What starts as an apparent homage to JRPGs quickly becomes a beast of its own. Somewhere in the over 30 hour campaign, SCF’s Exit Fate starts subverting the conventions its paying tribute to. Ultimately, Exit Fate is about deciding who has the right to govern and how should they do that. There are some inherent classist issues to bear in those themes (Filipowich, Mark. “The Perspective of Privilege.” The Border House. May 1 2013), but it’s still a compelling political drama. Moreover, the elegant combat design and constant challenge makes it as appealing to first time JRPG players as to long-time fans.

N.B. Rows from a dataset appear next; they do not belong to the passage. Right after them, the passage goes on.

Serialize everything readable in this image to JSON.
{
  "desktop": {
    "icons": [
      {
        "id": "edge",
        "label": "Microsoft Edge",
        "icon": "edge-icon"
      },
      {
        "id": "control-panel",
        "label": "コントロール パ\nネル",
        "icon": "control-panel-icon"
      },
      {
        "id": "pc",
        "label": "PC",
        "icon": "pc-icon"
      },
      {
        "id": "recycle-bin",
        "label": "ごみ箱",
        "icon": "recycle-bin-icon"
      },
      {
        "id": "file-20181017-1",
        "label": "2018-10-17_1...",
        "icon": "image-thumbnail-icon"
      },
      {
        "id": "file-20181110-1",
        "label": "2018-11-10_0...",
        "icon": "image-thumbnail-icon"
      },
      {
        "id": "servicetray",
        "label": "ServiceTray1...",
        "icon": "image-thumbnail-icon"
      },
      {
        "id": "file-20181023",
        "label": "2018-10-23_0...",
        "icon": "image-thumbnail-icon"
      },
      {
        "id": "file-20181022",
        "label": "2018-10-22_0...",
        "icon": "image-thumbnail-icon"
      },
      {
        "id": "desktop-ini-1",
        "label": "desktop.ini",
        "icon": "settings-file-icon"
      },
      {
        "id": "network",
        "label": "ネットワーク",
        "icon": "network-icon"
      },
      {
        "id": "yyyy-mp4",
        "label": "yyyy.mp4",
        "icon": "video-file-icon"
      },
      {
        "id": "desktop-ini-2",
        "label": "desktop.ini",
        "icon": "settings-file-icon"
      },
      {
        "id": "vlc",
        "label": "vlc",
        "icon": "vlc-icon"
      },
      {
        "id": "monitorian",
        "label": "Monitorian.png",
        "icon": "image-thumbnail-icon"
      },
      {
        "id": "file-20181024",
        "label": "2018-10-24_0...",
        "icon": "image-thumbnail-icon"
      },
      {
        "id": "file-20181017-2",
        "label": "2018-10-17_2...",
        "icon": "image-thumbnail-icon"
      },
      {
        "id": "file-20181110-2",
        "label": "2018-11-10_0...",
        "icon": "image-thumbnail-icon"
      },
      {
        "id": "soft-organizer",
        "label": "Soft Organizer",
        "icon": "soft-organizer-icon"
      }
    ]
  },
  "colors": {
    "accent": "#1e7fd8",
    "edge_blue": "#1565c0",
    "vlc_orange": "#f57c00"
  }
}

Mainichi, the Japanese word for every day, is a biographical videogame-villanelle about the author’s daily public experiences. There are no tutorials or visual aids, just learned behaviours that the player must refine to prompt better responses out of strangers. Mainichi is a study in what is normal and what normality internalizes in people. It is the experience of a person’s interactions with subtle, ongoing systems that are learned through constant, oppressive exposure rather than through the conscious instruction we expect from games or from privilege. Brice herself has given a lot of context for Mainichi’s origins at about the time it was released last year (“Postpartum: Mainichi – How Personal Experience Became a Game.” The Border House. Nov 12 2012).
Sunset Over Imdhal (2005)
The player controls Lohn, a 13-year-old boy and the lone survivor of a plague that suddenly swept through the besieged city of Imdahl in this title from developer Teo Mathlein. After failing to nurse his mother back to health, he encounters the—unknown to him—commander of Imdahl’s invaders, who offers to send him a year back in time to prevent the plague from happening. Once sent back, Lohn, though just a boy, is tasked with finding and killing the plague’s patient zero before the disease spreads. Imdahl is set to Italian composer Antonia Vivaldi’s “Four Seasons,” with each concerto matching the game’s current season. The pastel aesthetic and SNES-era sprites (many borrowed from Chrono Trigger) strongly contrast the darkness of Lohn’s mission. Most of the gameplay involves tracking down and investigating townspeople, forcing the player to get to know and become attached to the doomed city.
Starless Umbra (ongoing)
Like Exit Fate, Starless Umbra harkens back to the glory days of JRPGs but with a greater emphasis on roaming and exploration. It has its fair share of clichés, but it so faithfully emulates the best features of its source material that it’s hard to fault the game for treading familiar ground. It puts the player in control of a likable cast in a fleshed out world, its themes are extravagant and its narration is flamboyant. While the game is not yet complete, developer Andrew Keturi’s polished demo of the game is available for download. Much of Keturi’s work has been adjusting the game based on advice and criticisms players have had on Starless Umbra’s first few hours. It’s an ambitious but promising project based on refreshing the best conventions of the genre’s heyday.